The negotiation between the Federal Government and investors for the construction of 10 refineries worth N8.1 trillion ($51.8 billion) has collapsed.
Government had earlier signed an N8.1 trillion ($51.8 billion) worth of Memorandum of Understanding (MoU) with various local and international investors between 2011 and 2012 for the construction of 10 new refineries across the country.
“As at the moment, none of the investors is ready to go ahead with the agreement,” said a source who claim to be in the know of the various transactions said, adding that “Don’t forget that many of these investors have not been able to meet deadlines, therefore, they could not progress to the next level of negotiation.”
Minister of Petroleum Resources, Diezani Alison-Madueke, had earlier confirmed the foot-dragging on the implementation of agreement with investors on the Greenfield refineries when she spoke on the sideline of the last Offshore Technology Conference (OTC) in Houston, Texas, United States (US).

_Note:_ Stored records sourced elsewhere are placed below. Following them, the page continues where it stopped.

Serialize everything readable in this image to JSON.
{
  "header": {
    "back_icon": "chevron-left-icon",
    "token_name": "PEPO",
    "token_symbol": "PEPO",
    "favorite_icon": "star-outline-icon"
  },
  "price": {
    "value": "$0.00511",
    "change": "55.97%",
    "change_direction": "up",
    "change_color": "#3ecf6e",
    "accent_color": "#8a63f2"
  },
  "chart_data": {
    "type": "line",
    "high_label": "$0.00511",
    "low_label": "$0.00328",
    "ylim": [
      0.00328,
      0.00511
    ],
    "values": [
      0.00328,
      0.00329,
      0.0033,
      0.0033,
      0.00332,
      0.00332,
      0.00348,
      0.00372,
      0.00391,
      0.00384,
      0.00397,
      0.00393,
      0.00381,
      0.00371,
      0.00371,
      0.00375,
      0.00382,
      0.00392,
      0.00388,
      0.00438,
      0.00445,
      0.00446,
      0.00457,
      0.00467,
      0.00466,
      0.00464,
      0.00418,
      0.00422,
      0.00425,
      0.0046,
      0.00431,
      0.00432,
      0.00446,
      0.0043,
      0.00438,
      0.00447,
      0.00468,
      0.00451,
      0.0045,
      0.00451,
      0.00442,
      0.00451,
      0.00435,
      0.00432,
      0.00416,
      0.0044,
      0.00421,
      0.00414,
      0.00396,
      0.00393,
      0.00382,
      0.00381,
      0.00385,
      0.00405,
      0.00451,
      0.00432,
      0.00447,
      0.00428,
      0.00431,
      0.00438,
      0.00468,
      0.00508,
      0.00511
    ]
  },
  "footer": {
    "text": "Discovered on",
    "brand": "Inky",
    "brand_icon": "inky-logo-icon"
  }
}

The move to construct these 10 refineries was, according to the minister, part of efforts towards reducing the country’s over-dependence on importation of petroleum products for domestic consumption.
Represented by the Group Managing Director of Nigerian National Petroleum Corporation (NNPC), Andrew Yakubu, Alison-Madueke said that while government is making effort to ensure that the four refineries in the country are producing up to full capacity, it was also working hard to ensure that the proposed Greenfield refineries are up and running.
She said that “We must get the business model right. There are quite a number of issues that are wrong. No investors will want to invest in a regulated environment.
“Today, the petroleum product market is regulated and there are quite a number of things that are needed to be done to ensure that the business environment is conducive enough for investors to invest.
“The business models must be right. We are working hard to establish investors’ confidence in the Greenfield refineries. There are four refineries with a combined name plate capacity of 445,000 barrels per day built in Kaduna, Port Harcourt and Warri.
“We have LNG plant with installed capacity of 22 million tonnes per annum.The country is currently implementing two additional LNG projects, which will give a total in-country capacity of over 40 million tons per annum when completed. “The long-term plan is for Nigeria to become the gas hub of the sub-region.
“The history of oil and gas exploration is replete with how new paradigms have successfully created new opportunities, which hitherto were thought to be non-existent. The West African Transform margin plays an excellent example of this. Prior to its emergence as a hotbed of exploration activities, the West Africa oil province was dominated by onshore and shallow water production from Nigeria, Gabon, Angola and to some extent, Equatorial Guinea.”
She said that Nigeria has over 35 billion barrels of proven oil reserves and 187 trillion Cubic Feet (TCF) of proven gas reserves with plans to increase it in the next few years.
Diezani disclosed that the current crude oil and condensate production runs at over 2.4 million barrels per day and gas of over eight billion cubic feet per day.
“It is projected that based on current industry trend, crude oil and gas production would rise to over three million barrels per day and 10 billion cubic feet per day by 2015.”